Gov. Ron DeSantis unveils the Florida State Guard
Photo Courtesy of Governor's Media Page
Gov. Ron DeSantis unveils the Florida State Guard

DeSantis' plan for growth is drawing concerns from human rights groups across the state.

Florida lawmakers have included a multi-million-dollar expansion plan for the Florida State Guard. The civilian military group was revived by Governor Ron DeSantis last year.

Kara Gross is the legislative director for the American Civil Liberties Union. She describes the volunteer force as being “DeSantis’ private army.”

"We have significant concerns about the extreme and unprecedented nature of this bill," said Gross. "We think it’s harmful to Floridians and democracy. This bill is a dangerous expansion of the governor’s authority.
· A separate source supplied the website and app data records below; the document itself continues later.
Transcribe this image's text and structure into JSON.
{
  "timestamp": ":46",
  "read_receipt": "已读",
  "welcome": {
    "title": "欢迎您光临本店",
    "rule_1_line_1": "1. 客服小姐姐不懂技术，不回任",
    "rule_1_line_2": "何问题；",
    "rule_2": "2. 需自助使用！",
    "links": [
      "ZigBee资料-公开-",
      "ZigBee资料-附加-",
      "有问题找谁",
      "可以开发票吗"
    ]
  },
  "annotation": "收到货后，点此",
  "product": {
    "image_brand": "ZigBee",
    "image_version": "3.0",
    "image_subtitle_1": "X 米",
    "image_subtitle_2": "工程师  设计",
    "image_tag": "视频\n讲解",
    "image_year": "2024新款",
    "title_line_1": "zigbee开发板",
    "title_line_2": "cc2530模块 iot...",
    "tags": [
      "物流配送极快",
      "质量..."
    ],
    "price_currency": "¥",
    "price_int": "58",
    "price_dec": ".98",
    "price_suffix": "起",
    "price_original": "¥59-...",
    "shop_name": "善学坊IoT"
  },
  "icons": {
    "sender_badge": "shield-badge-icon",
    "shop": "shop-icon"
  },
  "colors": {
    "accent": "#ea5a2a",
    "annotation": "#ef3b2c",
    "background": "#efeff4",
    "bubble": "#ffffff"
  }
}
It is unprecedented and a terrifying abuse of power by the governor."

When DeSantis announced plans to re-establish the World War II era force last year, he said the idea was to recruit ex-military members who could assist National Guard members in emergencies, like hurricanes.

"It’s the federal government plucking our good national guardsmen and sending them around the world and so, we only have a limited capacity at that point," said DeSantis. "So, we thought it would be important to expand that and the easiest way to expand it was to restart something that we had in our state for a long time, our own Florida State Guard. “

This year, lawmakers approved funding to help the State Guard triple in size and gave some members the right to carry firearms and make arrest.

Additionally, members would deploy alongside the National Guard and serve as substitutes for state agencies including law enforcement, environmental protection, or highway safety.

Senator Bryan Avila, R-Miami-Dade, supports the bill. He says having extra bodies would allow people to focus more on public safety.

“The specialized unit within the State Guard would be sort of an MP, law enforcement type of entity," Avila said in a Senate Appropriations Committee meeting last month. "Again, this is in certain times where natural disasters are where you need to stabilize the situation. You need to have a force to augment any local capabilities, rather it’s a sheriff’s office or police department."

To finish the Guard’s reboot, it would cost the state $107 million. Of that, $50 million will go towards aircraft and vehicle carriers including an airplane, several helicopters, and boats.

According to Avila, the state has received more than 3,000 applications so far.

Adrian Andrews is a multimedia journalist with WFSU Public Media. He is a Gadsden County native and a first-generation college graduate from Florida A&M University. Adrian is also a military veteran, ending his career as a Florida Army National Guard Non-Comissioned Officer.

Adrian has experience in print writing, digital content creation, documentary, and film production. He has spent the last four years on the staff of several award-winning publications such as The Famuan, Gadsden County News Corp, and Cumulus Media before joining the WFSU news team.